[What you are asked to do]: Copy each line of the material in which the word "team" appears.
-------- Source records --------
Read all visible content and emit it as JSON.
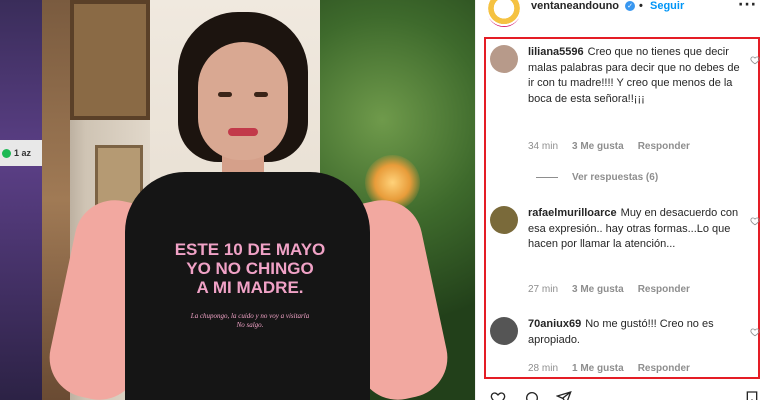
{
  "post": {
    "username": "ventaneandouno",
    "verified_mark": "✓",
    "separator": "•",
    "follow_label": "Seguir",
    "more_label": "···"
  },
  "photo": {
    "strip_badge_text": "1 az",
    "shirt_main": "ESTE 10 DE MAYO\nYO NO CHINGO\nA MI MADRE.",
    "shirt_small": "La chupongo, la cuido y no voy a visitarla\nNo salgo."
  },
  "comments": [
    {
      "username": "liliana5596",
      "text": "Creo que no tienes que decir malas palabras para decir que no debes de ir con tu madre!!!! Y creo que menos de la boca de esta señora!!¡¡¡",
      "time": "34 min",
      "likes": "3 Me gusta",
      "reply": "Responder",
      "avatar_color": "#b79a8a"
    },
    {
      "username": "rafaelmurilloarce",
      "text": "Muy en desacuerdo con esa expresión.. hay otras formas...Lo que hacen por llamar la atención...",
      "time": "27 min",
      "likes": "3 Me gusta",
      "reply": "Responder",
      "avatar_color": "#7a6a3a"
    },
    {
      "username": "70aniux69",
      "text": "No me gustó!!! Creo no es apropiado.",
      "time": "28 min",
      "likes": "1 Me gusta",
      "reply": "Responder",
      "avatar_color": "#555555"
    }
  ],
  "view_replies": "Ver respuestas (6)",
  "colors": {
    "highlight": "#e41d25",
    "link": "#0095f6",
    "muted": "#8e8e8e"
  },
  "icons": [
    "heart-icon",
    "comment-icon",
    "share-icon",
    "bookmark-icon",
    "more-icon",
    "verified-icon"
  ]
}
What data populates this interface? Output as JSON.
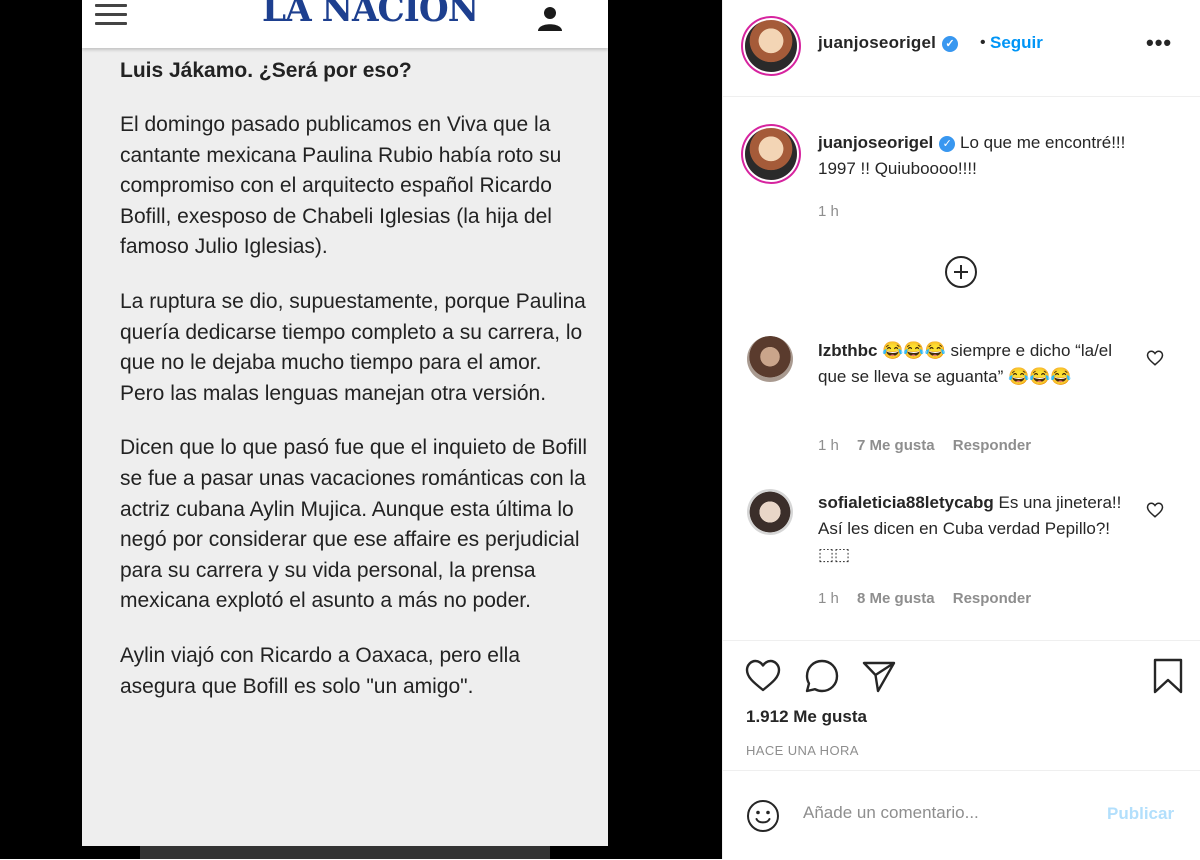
{
  "post_image": {
    "logo": "LA NACIÓN",
    "article": {
      "title": "Luis Jákamo. ¿Será por eso?",
      "paragraphs": [
        "El domingo pasado publicamos en Viva que la cantante mexicana Paulina Rubio había roto su compromiso con el arquitecto español Ricardo Bofill, exesposo de Chabeli Iglesias (la hija del famoso Julio Iglesias).",
        "La ruptura se dio, supuestamente, porque Paulina quería dedicarse tiempo completo a su carrera, lo que no le dejaba mucho tiempo para el amor. Pero las malas lenguas manejan otra versión.",
        "Dicen que lo que pasó fue que el inquieto de Bofill se fue a pasar unas vacaciones románticas con la actriz cubana Aylin Mujica. Aunque esta última lo negó por considerar que ese affaire es perjudicial para su carrera y su vida personal, la prensa mexicana explotó el asunto a más no poder.",
        "Aylin viajó con Ricardo a Oaxaca, pero ella asegura que Bofill es solo \"un amigo\"."
      ]
    }
  },
  "header": {
    "username": "juanjoseorigel",
    "verified_icon": "verified-badge-icon",
    "separator": "•",
    "follow_label": "Seguir",
    "more_icon": "•••"
  },
  "caption": {
    "username": "juanjoseorigel",
    "text": "Lo que me encontré!!! 1997 !! Quiuboooo!!!!",
    "time": "1 h"
  },
  "comments": [
    {
      "username": "lzbthbc",
      "text": "😂😂😂 siempre e dicho “la/el que se lleva se aguanta” 😂😂😂",
      "time": "1 h",
      "likes": "7 Me gusta",
      "reply": "Responder"
    },
    {
      "username": "sofialeticia88letycabg",
      "text": "Es una jinetera!! Así les dicen en Cuba verdad Pepillo?! ⬚⬚",
      "time": "1 h",
      "likes": "8 Me gusta",
      "reply": "Responder"
    }
  ],
  "actions": {
    "likes_count": "1.912 Me gusta",
    "posted_ago": "HACE UNA HORA"
  },
  "comment_box": {
    "placeholder": "Añade un comentario...",
    "publish_label": "Publicar"
  },
  "colors": {
    "accent": "#0095f6",
    "publish_disabled": "#b2dffc",
    "logo": "#1d3f8f"
  }
}
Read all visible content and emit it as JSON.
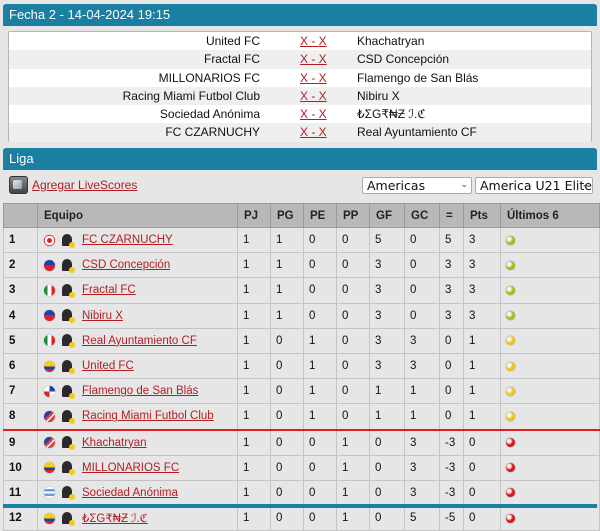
{
  "header": {
    "title": "Fecha 2 - 14-04-2024 19:15"
  },
  "matches": [
    {
      "home": "United FC",
      "score": "X - X",
      "away": "Khachatryan"
    },
    {
      "home": "Fractal FC",
      "score": "X - X",
      "away": "CSD Concepción"
    },
    {
      "home": "MILLONARIOS FC",
      "score": "X - X",
      "away": "Flamengo de San Blás"
    },
    {
      "home": "Racing Miami Futbol Club",
      "score": "X - X",
      "away": "Nibiru X"
    },
    {
      "home": "Sociedad Anónima",
      "score": "X - X",
      "away": "₺ΣG₹₦Ƶ ℐ.ℭ"
    },
    {
      "home": "FC CZARNUCHY",
      "score": "X - X",
      "away": "Real Ayuntamiento CF"
    }
  ],
  "liga": {
    "title": "Liga",
    "livescores_label": "Agregar LiveScores",
    "region_select": "Americas",
    "league_select": "America U21 Elite",
    "columns": [
      "",
      "Equipo",
      "PJ",
      "PG",
      "PE",
      "PP",
      "GF",
      "GC",
      "=",
      "Pts",
      "Últimos 6"
    ],
    "rows": [
      {
        "pos": "1",
        "flag": "canada",
        "team": "FC CZARNUCHY",
        "pj": "1",
        "pg": "1",
        "pe": "0",
        "pp": "0",
        "gf": "5",
        "gc": "0",
        "diff": "5",
        "pts": "3",
        "last": "win"
      },
      {
        "pos": "2",
        "flag": "chile",
        "team": "CSD Concepción",
        "pj": "1",
        "pg": "1",
        "pe": "0",
        "pp": "0",
        "gf": "3",
        "gc": "0",
        "diff": "3",
        "pts": "3",
        "last": "win"
      },
      {
        "pos": "3",
        "flag": "mexico",
        "team": "Fractal FC",
        "pj": "1",
        "pg": "1",
        "pe": "0",
        "pp": "0",
        "gf": "3",
        "gc": "0",
        "diff": "3",
        "pts": "3",
        "last": "win"
      },
      {
        "pos": "4",
        "flag": "chile",
        "team": "Nibiru X",
        "pj": "1",
        "pg": "1",
        "pe": "0",
        "pp": "0",
        "gf": "3",
        "gc": "0",
        "diff": "3",
        "pts": "3",
        "last": "win"
      },
      {
        "pos": "5",
        "flag": "mexico",
        "team": "Real Ayuntamiento CF",
        "pj": "1",
        "pg": "0",
        "pe": "1",
        "pp": "0",
        "gf": "3",
        "gc": "3",
        "diff": "0",
        "pts": "1",
        "last": "draw"
      },
      {
        "pos": "6",
        "flag": "colombia",
        "team": "United FC",
        "pj": "1",
        "pg": "0",
        "pe": "1",
        "pp": "0",
        "gf": "3",
        "gc": "3",
        "diff": "0",
        "pts": "1",
        "last": "draw"
      },
      {
        "pos": "7",
        "flag": "panama",
        "team": "Flamengo de San Blás",
        "pj": "1",
        "pg": "0",
        "pe": "1",
        "pp": "0",
        "gf": "1",
        "gc": "1",
        "diff": "0",
        "pts": "1",
        "last": "draw"
      },
      {
        "pos": "8",
        "flag": "usa",
        "team": "Racing Miami Futbol Club",
        "pj": "1",
        "pg": "0",
        "pe": "1",
        "pp": "0",
        "gf": "1",
        "gc": "1",
        "diff": "0",
        "pts": "1",
        "last": "draw"
      },
      {
        "pos": "9",
        "flag": "usa",
        "team": "Khachatryan",
        "pj": "1",
        "pg": "0",
        "pe": "0",
        "pp": "1",
        "gf": "0",
        "gc": "3",
        "diff": "-3",
        "pts": "0",
        "last": "loss"
      },
      {
        "pos": "10",
        "flag": "colombia",
        "team": "MILLONARIOS FC",
        "pj": "1",
        "pg": "0",
        "pe": "0",
        "pp": "1",
        "gf": "0",
        "gc": "3",
        "diff": "-3",
        "pts": "0",
        "last": "loss"
      },
      {
        "pos": "11",
        "flag": "uruguay",
        "team": "Sociedad Anónima",
        "pj": "1",
        "pg": "0",
        "pe": "0",
        "pp": "1",
        "gf": "0",
        "gc": "3",
        "diff": "-3",
        "pts": "0",
        "last": "loss"
      },
      {
        "pos": "12",
        "flag": "colombia",
        "team": "₺ΣG₹₦Ƶ ℐ.ℭ",
        "pj": "1",
        "pg": "0",
        "pe": "0",
        "pp": "1",
        "gf": "0",
        "gc": "5",
        "diff": "-5",
        "pts": "0",
        "last": "loss"
      }
    ]
  },
  "colors": {
    "header_bg": "#1a7fa0",
    "link": "#b21e23",
    "win": "#9bc21b",
    "draw": "#f0c419",
    "loss": "#d8161b",
    "cutoff_line": "#e02020"
  }
}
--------
[Solution for this exercise]:
        "team": "FC CZARNUCHY",
        "team": "CSD Concepción",
        "team": "Fractal FC",
        "team": "Nibiru X",
        "team": "Real Ayuntamiento CF",
        "team": "United FC",
        "team": "Flamengo de San Blás",
        "team": "Racing Miami Futbol Club",
        "team": "Khachatryan",
        "team": "MILLONARIOS FC",
        "team": "Sociedad Anónima",
        "team": "₺ΣG₹₦Ƶ ℐ.ℭ",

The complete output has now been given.